    Many scientific and natural areas are nearly pristine relics of the pre-pine logging days, and the plant communities in those places cannot survive the browsing of deer. For example, white cedar and white pine seedlings, as well as Canada yew and a host of other species, tend to be heavily browsed by deer, so there is very little natural reproduction across the landscape, except on extremely steep, rugged terrain, and in those few areas where deer densities are low.

    Hunting, especially for deer, is vital if we are to maintain/restore natural environments in many of the state’s Scientific and Natural Areas, as well state parks. There is less of a case to be made for trapping in these areas, but if there is a valid, scientifically-based reason for it, it should also be allowed.

  • Jeff

    Sure, pheasants are an invasive species.

    • Ralphy

      So are humans.

      • Jeff

        Thank you for articulating the entire environmental movement in a single concise point.

        • Pearly


      • Joe

        Only if they’re colonialists

  • Dick from Gaylord

    Humans should be a part of the natural landscape too. There are SNAs closer to the cities than WMAs. This could open more local hunting opportunities to underserved groups such as minorities and poor people who have to use mass transit as well as the retarded.

  • Elle

    No, hunting should not be allowed in these areas.

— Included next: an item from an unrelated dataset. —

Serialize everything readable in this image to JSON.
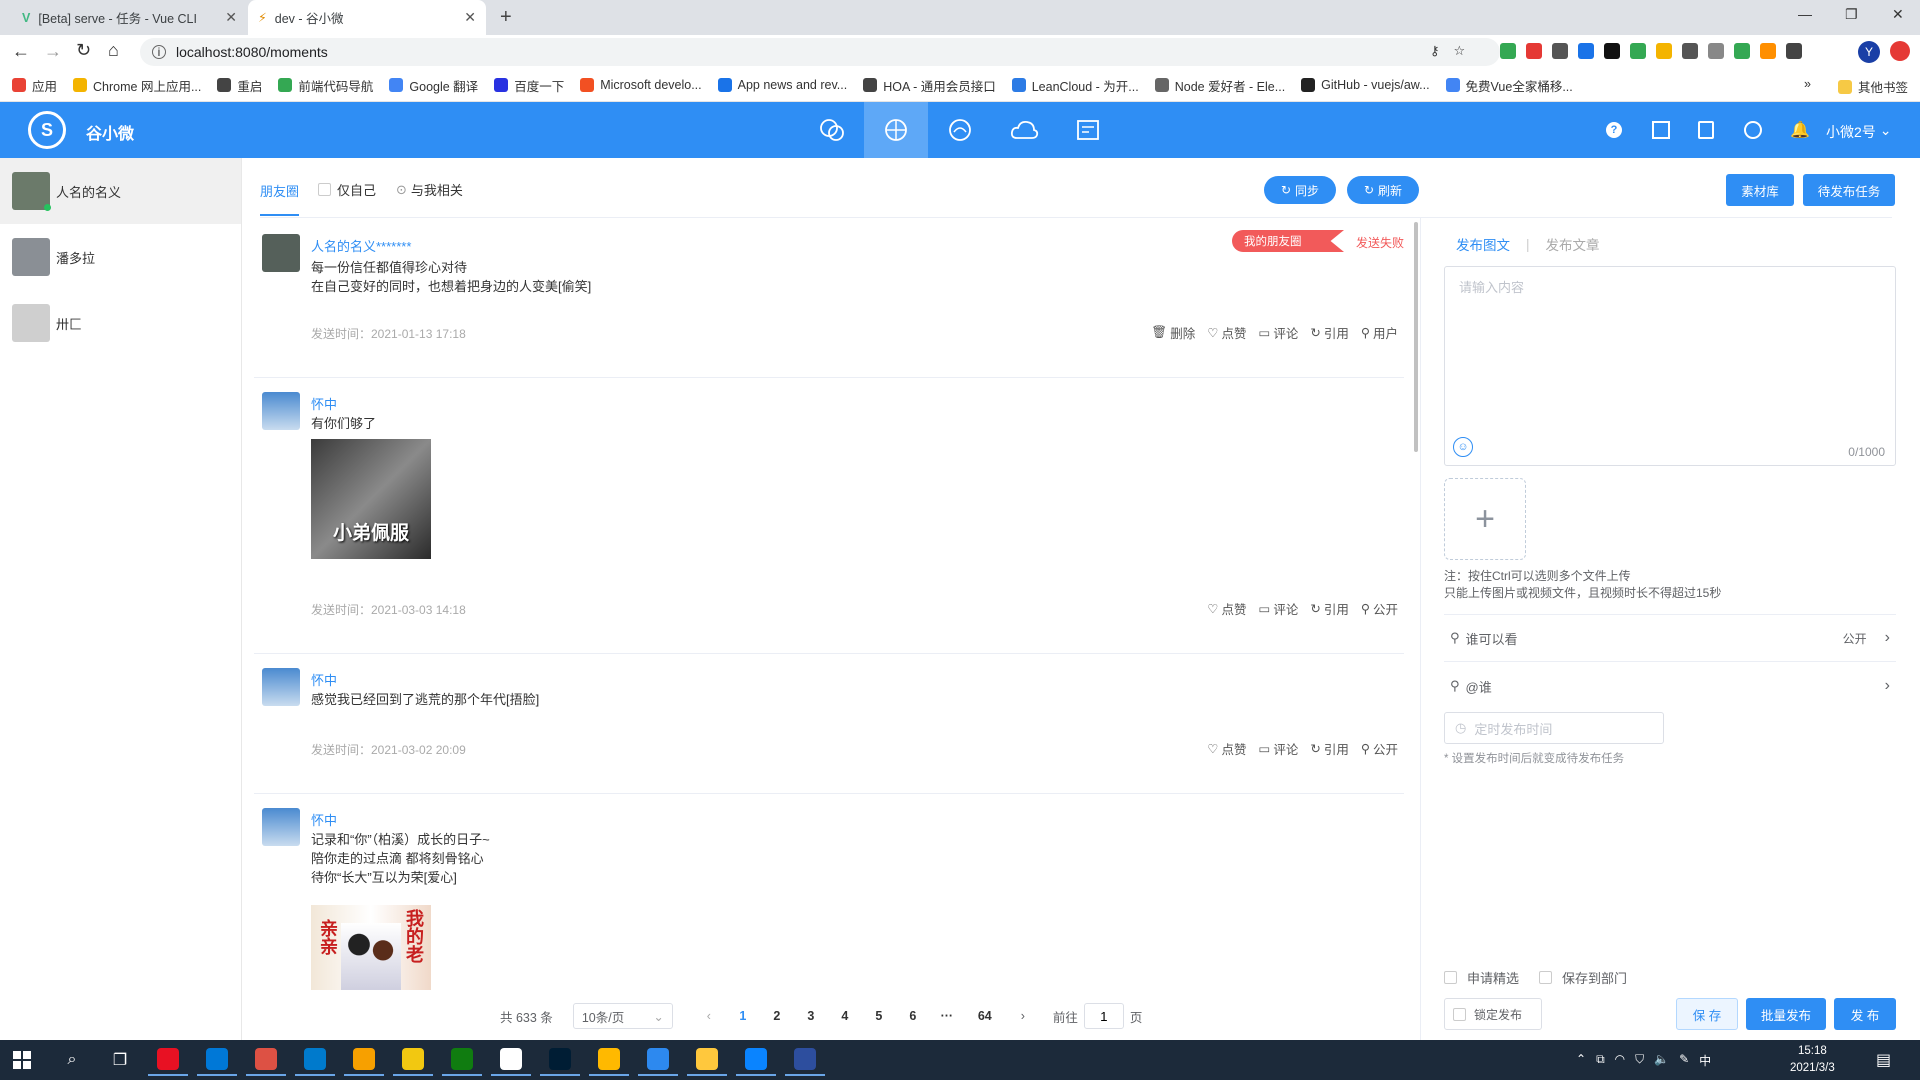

But the DNR will allow it anyway. More hunting license dollars comin’ in. That’s all that matters.